She said: ‘I hope we don’t have to face a pandemic again, but I cannot help but be inspired by these individuals who are filled with a responsibility to face the many challenges, draw on their individual skills and deliver to make the world a safer and healthier place.’
Earlier in the week (June 12) others individuals were recognised for their service to Australia in the King’s Birthday Honours List including David Hunter, Richard Doll Professor of Epidemiology and Medicine at Oxford Population Health, who is appointed as a Companion of the Order of Australia.

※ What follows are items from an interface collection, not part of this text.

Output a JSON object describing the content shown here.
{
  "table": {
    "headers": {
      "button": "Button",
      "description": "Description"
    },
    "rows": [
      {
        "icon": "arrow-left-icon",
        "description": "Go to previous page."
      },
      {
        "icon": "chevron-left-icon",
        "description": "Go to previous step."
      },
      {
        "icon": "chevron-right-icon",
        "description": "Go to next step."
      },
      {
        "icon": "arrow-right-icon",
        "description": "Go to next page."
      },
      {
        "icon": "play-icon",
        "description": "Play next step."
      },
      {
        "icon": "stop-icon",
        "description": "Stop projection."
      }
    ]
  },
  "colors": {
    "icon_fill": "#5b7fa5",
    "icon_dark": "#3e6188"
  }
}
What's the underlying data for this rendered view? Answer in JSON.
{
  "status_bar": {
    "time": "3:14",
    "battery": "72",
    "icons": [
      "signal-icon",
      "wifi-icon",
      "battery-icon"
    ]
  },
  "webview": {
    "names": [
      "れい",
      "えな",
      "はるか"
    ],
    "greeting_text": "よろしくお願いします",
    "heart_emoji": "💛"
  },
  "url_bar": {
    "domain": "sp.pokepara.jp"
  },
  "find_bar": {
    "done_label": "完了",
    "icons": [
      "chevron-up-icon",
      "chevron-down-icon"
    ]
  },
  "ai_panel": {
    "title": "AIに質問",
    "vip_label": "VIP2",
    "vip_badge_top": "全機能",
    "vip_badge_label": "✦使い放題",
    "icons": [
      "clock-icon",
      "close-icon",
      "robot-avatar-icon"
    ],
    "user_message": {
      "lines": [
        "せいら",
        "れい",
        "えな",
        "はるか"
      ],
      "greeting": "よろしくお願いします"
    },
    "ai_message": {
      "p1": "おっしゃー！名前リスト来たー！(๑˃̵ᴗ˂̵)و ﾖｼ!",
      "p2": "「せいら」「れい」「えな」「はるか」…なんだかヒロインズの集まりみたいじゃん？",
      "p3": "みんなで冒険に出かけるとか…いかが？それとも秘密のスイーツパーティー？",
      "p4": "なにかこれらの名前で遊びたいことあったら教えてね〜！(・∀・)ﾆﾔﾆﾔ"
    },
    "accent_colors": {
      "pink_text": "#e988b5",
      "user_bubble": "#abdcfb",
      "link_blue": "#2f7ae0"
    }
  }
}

In the Australian honours system, appointments as a Companion of the Order of Australia confer the highest recognition for outstanding achievement and service. Professor Hunter’s appointment recognises his ‘eminent service to medicine as an epidemiologist, particularly in relation to disease prevention and early detection, and to the aetiology of breast, colorectal, prostate and skin cancers’.
Notably, nominations for awards in the General Division of the Order of Australia are made directly by the Australian community to recognise the achievements and service of fellow citizens and ‘other persons for achievement or meritorious service'.
Professor Hunter: said ‘I am delighted and honoured to receive this award which recognises the importance of cancer research. Whilst it is an individual honour, the award is testament to the dedication of all the colleagues I have worked with both at Oxford University and at Harvard, and our collaborators who work with us to improve our understanding of cancer and the lives of cancer patients’.